A Review of Wives’ So Removed

by Tracy Haught

A forty-something-year-old woman is probably not the target audience for Brooklyn-based band Wives’ debut album, So Removed, but I’m here to tell you that what they’ve got going on is ageless. I would’ve listened to this album at any point in my life and am currently digging it as much as someone in their twenties might. The music feels just right—not too loud, not too angsty—the songs calling us to come for a ride, not to trouble ourselves with contemplation, the lyricist having done the contemplating for us. We are carried along into an intimate, afterhours hum, where the seriousness of the world calls for the undoing of seriousness, where we can let down our hair, letting the sound of the album simultaneously stroke and hold us in its grip, first song to last, leaving its sensually raw, unapologetic mark on us. 

It’s hard to nail down influences in So Removed. The album feels old-timey in places, yet timeless. Wives have been branded Alternative, but one of the things this band does well is create a hybridity of noise—a kind of genre-less-ness—an eclectic bargaining of sound that falls into the blurred spectrum of genre, where rules and labels need not apply. Hints of pleasure pop, not to be confused with pigtail pop; heavy, croony blues; jingly seventies and eighties rhythm; the sorrow-ridden nineties; and the now, right now, all living within the album, sometimes all within one song. 

One of my favorite songs on the album is “Hit Me Up,” which is really striking, showcasing the singer’s range, playing with these influential sounds of time, dipping into nineties grunge in one moment and in the next breath I’m taken back to the eighties, and then in the very next, I can’t pin it down at all. In “Whatevr,” echoes of the 1950’s & 60’s come through. The lyrics feel fresh, the music like a hook—a high— balancing the sway of the songs like these guys have been playing together forever rather than just two years. The repetition in “Even the Dead” pounds and pivots in an extremely satisfying way, giving one a sense of the craft that went into the lyrics, intentional without giving the feeling of intention, the result feeling easy and effortless yet fine-tuned. The music feels authoritative yet friendly. The sound drips with contrast, teasing, pulling us along with it. Lead singer and lyricist Cory Schwartz’s voice is a fine raspy thing, uncompromising, almost brooding. Danceable but deep, I want to simultaneously scrawl poetry on a napkin and flail around.

So Removed is asking but not asking us to be serious, to let ourselves sink or soar, to do whatever we want, essentially. The songs feel like an escape, like a vacation, like your favorite drug, or your favorite pair of jeans. This album feels like it’s meant to please you and lead you away from the mundanity of the everyday, while giving us the everyday. “Why is Life” sounds and feels familiar yet entirely new at the same time. The vocals, the acoustics, the drums, all humming in this fluidity that you can feel surging through you, rubbing into you, moving you. “Waving Past Nirvana” started this trip and “The future is a Drag” bring us home, both hauntingly smudged, existential serenades. There aren’t many albums that have come out in recent years where I can honestly say that I loved every song; you’ll want to replay these songs the instant they end. 

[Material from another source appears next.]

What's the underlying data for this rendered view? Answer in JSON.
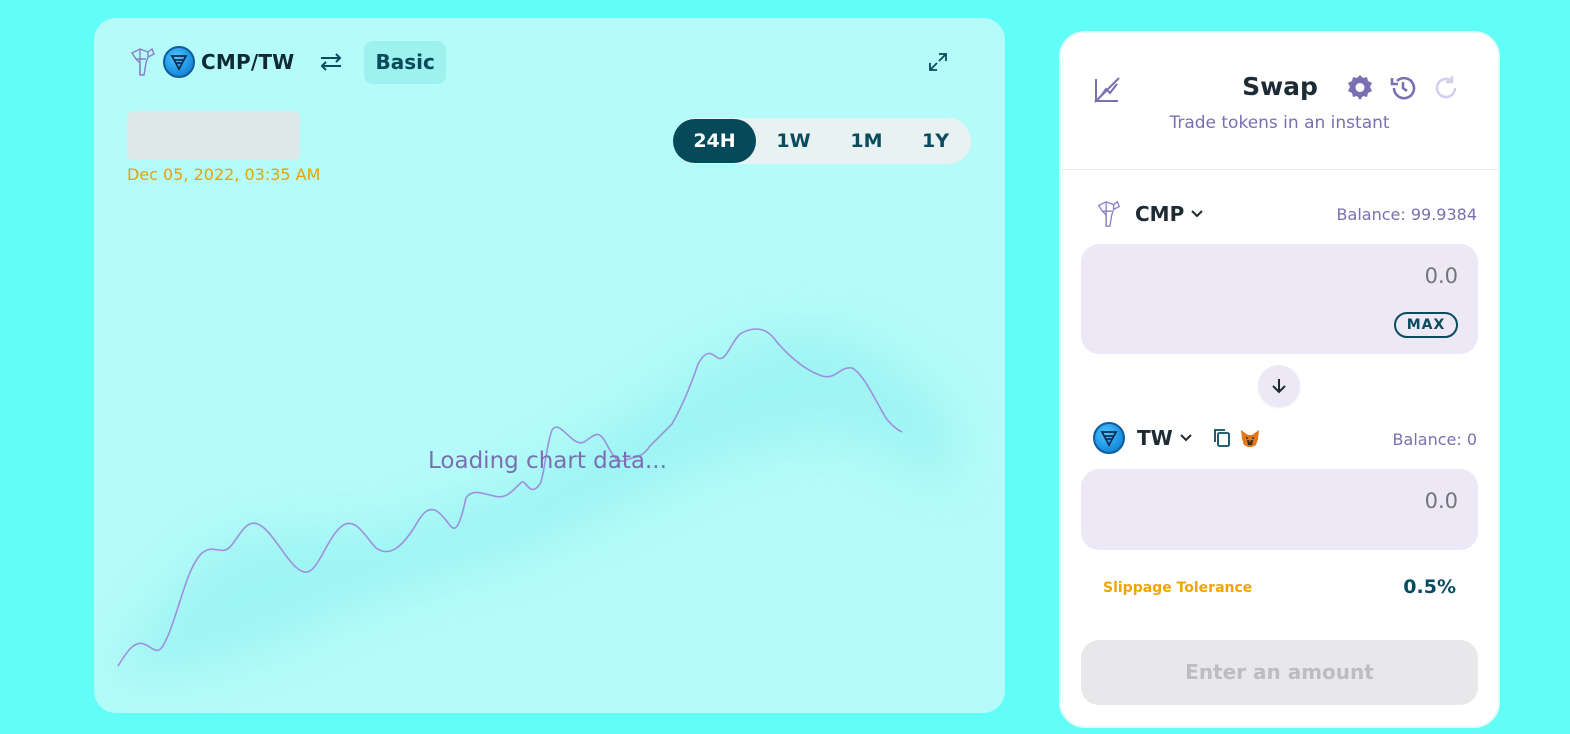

Buy the album here.

Tracy Haught earned a BA in English literature and creative writing from Cameron University. Her work has appeared in Awakened VoicesThe BridgeCybersoleilThe Oklahoma Review, Poetry For The Masses, Prime Mincer, Sugar Mule, and elsewhere. Tracy lives in Montpelier, Vermont, where she is an MFA candidate in the Vermont College of Fine Arts Writing and Publishing Program.